Our coronavirus coverage is free for the first 24 hours. Find the latest information at Please consider subscribing or donating.

  1. Archive

Mayor must do what it takes to heal city

The talk doesn't matter anymore, as of today. For the next four years, it is action more than word that will determine the measure of the man St. Petersburg residents sent to the mayor's office.

When David Fischer returns to his familiar office, he should know better than anyone else in the city that business as usual is now a dirty expression in this town.

He should walk into his office knowing that he has a sick patient on his hands and that radical, hands-on treatment is prescribed.
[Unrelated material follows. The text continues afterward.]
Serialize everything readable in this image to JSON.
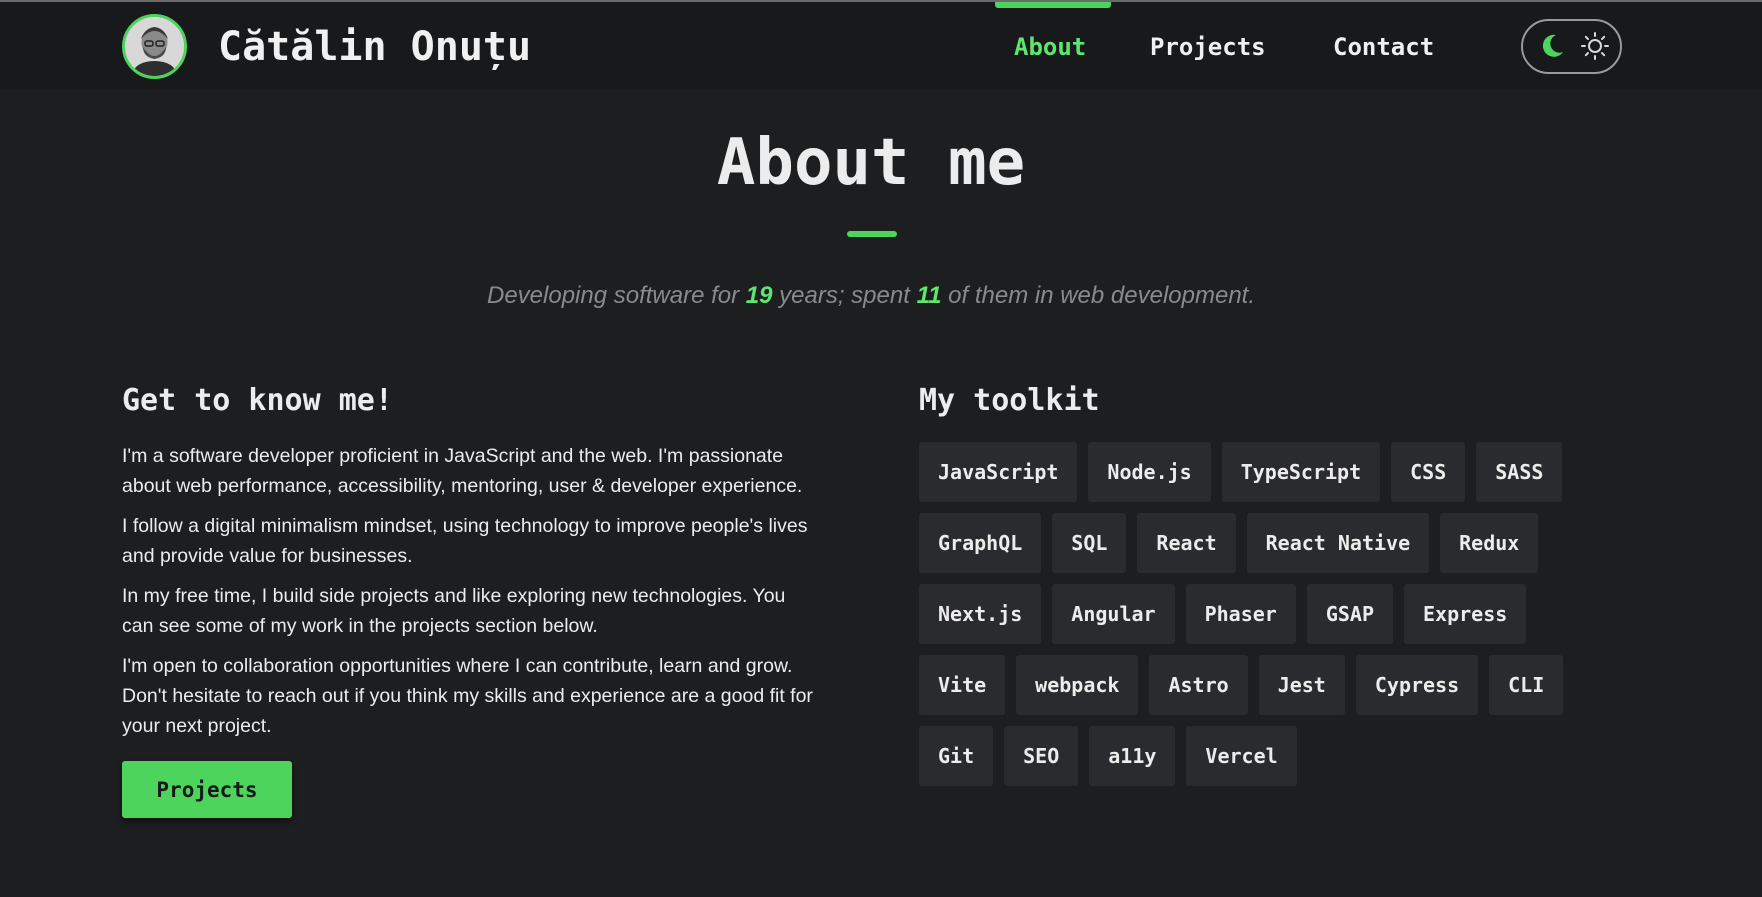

He should know that he is walking into a tough job and he will get the credit for things that go right and the blame when things blow up in his face. He also should know that he will deserve both.

On the campaign trail _ coming as it did on the heels of two nights of racial unrest _ both candidates spoke of the need to heal the racial divisions in the city. The divisions did not die on election day, just as surely as they were not born the day of the first disturbance. The mayor needs to remember that, and address it.

Both men were right with their observations before the election: Fischer, when he noted that any city is vulnerable to the kinds of problems St. Petersburg experienced, and Bill Klein when he said such disturbances don't happen if you've addressed the root causes of them. The mayor needs to make root causes his cause.

Achieving economic stability is high on the list. A man who is secure chooses some way other than rock throwing to show his discontent. The mayor must keep a guiding (if not pushing) hand on programs under way to help businesses develop in economically depressed areas. Young and adult residents of those same areas should be provided training or the means to acquire the training necessary for them to run and staff those businesses and the opportunity to compete realistically for jobs citywide.

The mayor must take questions of police misconduct more seriously than they have been treated by past administrations. He must create an atmosphere that scrutinizes officers' behavior more closely than the department's own internal affairs investigations, which are perceived to be tainted by the police brotherhood's adage, "We take care of our own." He must impanel a civilian review board that is representative of all in the city and give it weapons stronger than a rubber stamp.

He must surround himself with advisers and administrators who are as diverse as the city, so that no prevailing viewpoint from any segment of the city gets ignored. He needs to know that is not just good politics, it is also good business and ethically correct.

He should be prepared for the criticism that will come his way from those who will think that he is pandering to special interests or giving preferential treatment to one segment. He needs to be prepared to say to critics that he is committed to his actions because they are right and long overdue.

He needs to talk about that commitment wherever in his city he speaks, because the tensions that erupted to the surface are not one-sided and can be eased only with a determination to do so from all sides.

The mayor has to set and enforce the standard. He must not just speak of his commitment to making his city a haven of equal opportunity and treatment (for that is what it must become to relieve the tension), he must exact that same attitude of his department heads and their subordinates. Violators should be punished _ if not replaced.

He must also use his "strong mayor" pulpit to encourage the cooperation of private employers in the city, and search for incentives to reward and sanctions to punish.

The new mayor must know that root causes are old, tenacious and deep, and if he is to chip away at them, he must use every weapon he can scrounge.

The time for talking is over.